— WHAT THE TASK ASKS —
Would you restate the full listing word for word and omit its pictures?

— DATA RECORDS —
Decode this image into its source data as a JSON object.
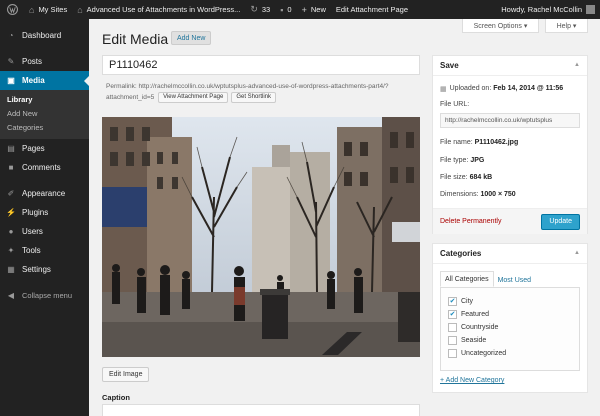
{
  "adminbar": {
    "my_sites": "My Sites",
    "site_name": "Advanced Use of Attachments in WordPress...",
    "updates_count": "33",
    "comments_count": "0",
    "new_label": "New",
    "edit_attachment_page": "Edit Attachment Page",
    "howdy": "Howdy, Rachel McCollin"
  },
  "sidebar": {
    "items": [
      {
        "label": "Dashboard",
        "icon": "dashboard-icon",
        "glyph": "◔"
      },
      {
        "label": "Posts",
        "icon": "pushpin-icon",
        "glyph": "✎"
      },
      {
        "label": "Media",
        "icon": "media-icon",
        "glyph": "▣"
      },
      {
        "label": "Pages",
        "icon": "page-icon",
        "glyph": "▤"
      },
      {
        "label": "Comments",
        "icon": "comment-icon",
        "glyph": "■"
      },
      {
        "label": "Appearance",
        "icon": "brush-icon",
        "glyph": "✐"
      },
      {
        "label": "Plugins",
        "icon": "plugin-icon",
        "glyph": "⚡"
      },
      {
        "label": "Users",
        "icon": "users-icon",
        "glyph": "●"
      },
      {
        "label": "Tools",
        "icon": "wrench-icon",
        "glyph": "✦"
      },
      {
        "label": "Settings",
        "icon": "settings-icon",
        "glyph": "▦"
      }
    ],
    "media_submenu": [
      "Library",
      "Add New",
      "Categories"
    ],
    "collapse": "Collapse menu"
  },
  "tabs": {
    "screen_options": "Screen Options ▾",
    "help": "Help ▾"
  },
  "main": {
    "heading": "Edit Media",
    "add_new": "Add New",
    "title_value": "P1110462",
    "permalink_label": "Permalink:",
    "permalink_url": "http://rachelmccollin.co.uk/wptutsplus-advanced-use-of-wordpress-attachments-part4/?attachment_id=5",
    "view_attachment_page": "View Attachment Page",
    "get_shortlink": "Get Shortlink",
    "edit_image": "Edit Image",
    "caption_label": "Caption"
  },
  "save_box": {
    "title": "Save",
    "uploaded_label": "Uploaded on:",
    "uploaded_value": "Feb 14, 2014 @ 11:56",
    "file_url_label": "File URL:",
    "file_url_value": "http://rachelmccollin.co.uk/wptutsplus",
    "file_name_label": "File name:",
    "file_name_value": "P1110462.jpg",
    "file_type_label": "File type:",
    "file_type_value": "JPG",
    "file_size_label": "File size:",
    "file_size_value": "684 kB",
    "dimensions_label": "Dimensions:",
    "dimensions_value": "1000 × 750",
    "delete": "Delete Permanently",
    "update": "Update"
  },
  "categories_box": {
    "title": "Categories",
    "tab_all": "All Categories",
    "tab_used": "Most Used",
    "items": [
      {
        "label": "City",
        "checked": true
      },
      {
        "label": "Featured",
        "checked": true
      },
      {
        "label": "Countryside",
        "checked": false
      },
      {
        "label": "Seaside",
        "checked": false
      },
      {
        "label": "Uncategorized",
        "checked": false
      }
    ],
    "add_new": "+ Add New Category"
  },
  "colors": {
    "admin_bar": "#222222",
    "active_menu": "#0074a2",
    "update_button": "#2ea2cc",
    "delete_link": "#aa0000",
    "link": "#21759b"
  }
}
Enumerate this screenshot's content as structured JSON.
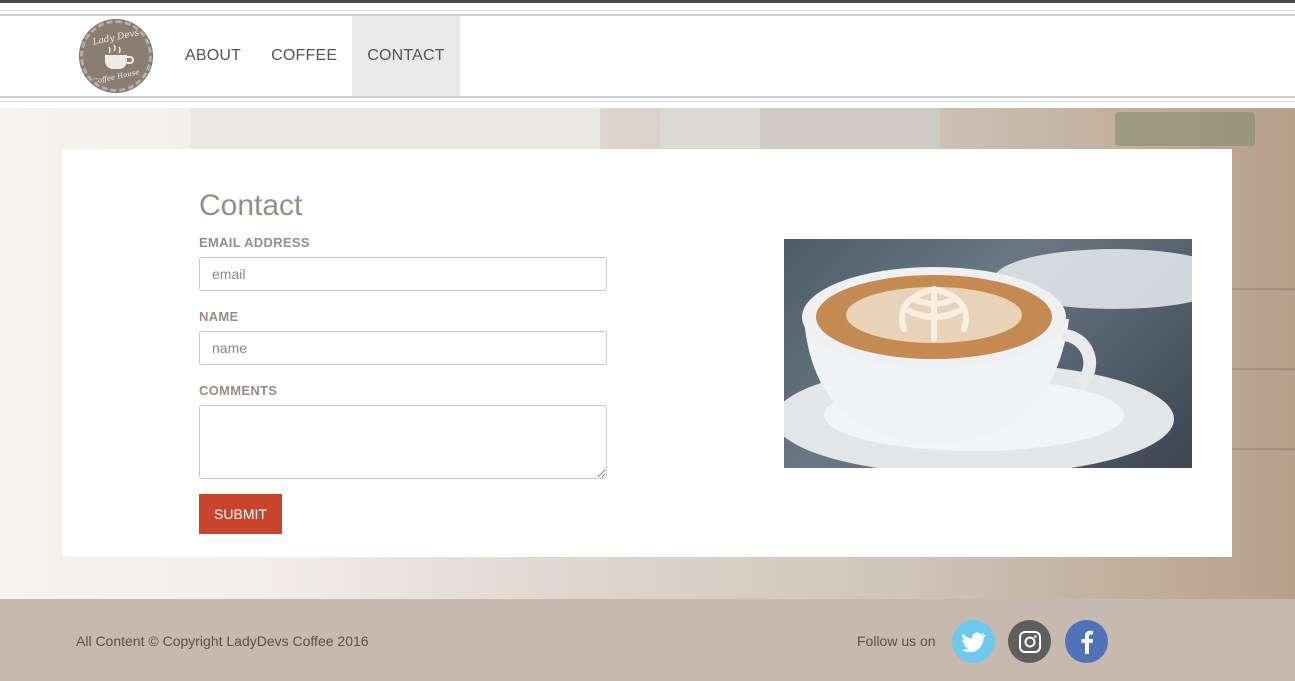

— ANSWER —
Decode this image into its source data as a JSON object.
{
  "adminbar": {
    "my_sites": "My Sites",
    "site_name": "Advanced Use of Attachments in WordPress...",
    "updates_count": "33",
    "comments_count": "0",
    "new_label": "New",
    "edit_attachment_page": "Edit Attachment Page",
    "howdy": "Howdy, Rachel McCollin"
  },
  "sidebar": {
    "items": [
      {
        "label": "Dashboard",
        "icon": "dashboard-icon",
        "glyph": "◔"
      },
      {
        "label": "Posts",
        "icon": "pushpin-icon",
        "glyph": "✎"
      },
      {
        "label": "Media",
        "icon": "media-icon",
        "glyph": "▣"
      },
      {
        "label": "Pages",
        "icon": "page-icon",
        "glyph": "▤"
      },
      {
        "label": "Comments",
        "icon": "comment-icon",
        "glyph": "■"
      },
      {
        "label": "Appearance",
        "icon": "brush-icon",
        "glyph": "✐"
      },
      {
        "label": "Plugins",
        "icon": "plugin-icon",
        "glyph": "⚡"
      },
      {
        "label": "Users",
        "icon": "users-icon",
        "glyph": "●"
      },
      {
        "label": "Tools",
        "icon": "wrench-icon",
        "glyph": "✦"
      },
      {
        "label": "Settings",
        "icon": "settings-icon",
        "glyph": "▦"
      }
    ],
    "media_submenu": [
      "Library",
      "Add New",
      "Categories"
    ],
    "collapse": "Collapse menu"
  },
  "tabs": {
    "screen_options": "Screen Options ▾",
    "help": "Help ▾"
  },
  "main": {
    "heading": "Edit Media",
    "add_new": "Add New",
    "title_value": "P1110462",
    "permalink_label": "Permalink:",
    "permalink_url": "http://rachelmccollin.co.uk/wptutsplus-advanced-use-of-wordpress-attachments-part4/?attachment_id=5",
    "view_attachment_page": "View Attachment Page",
    "get_shortlink": "Get Shortlink",
    "edit_image": "Edit Image",
    "caption_label": "Caption"
  },
  "save_box": {
    "title": "Save",
    "uploaded_label": "Uploaded on:",
    "uploaded_value": "Feb 14, 2014 @ 11:56",
    "file_url_label": "File URL:",
    "file_url_value": "http://rachelmccollin.co.uk/wptutsplus",
    "file_name_label": "File name:",
    "file_name_value": "P1110462.jpg",
    "file_type_label": "File type:",
    "file_type_value": "JPG",
    "file_size_label": "File size:",
    "file_size_value": "684 kB",
    "dimensions_label": "Dimensions:",
    "dimensions_value": "1000 × 750",
    "delete": "Delete Permanently",
    "update": "Update"
  },
  "categories_box": {
    "title": "Categories",
    "tab_all": "All Categories",
    "tab_used": "Most Used",
    "items": [
      {
        "label": "City",
        "checked": true
      },
      {
        "label": "Featured",
        "checked": true
      },
      {
        "label": "Countryside",
        "checked": false
      },
      {
        "label": "Seaside",
        "checked": false
      },
      {
        "label": "Uncategorized",
        "checked": false
      }
    ],
    "add_new": "+ Add New Category"
  },
  "colors": {
    "admin_bar": "#222222",
    "active_menu": "#0074a2",
    "update_button": "#2ea2cc",
    "delete_link": "#aa0000",
    "link": "#21759b"
  }
}
Enumerate this screenshot's content as structured JSON.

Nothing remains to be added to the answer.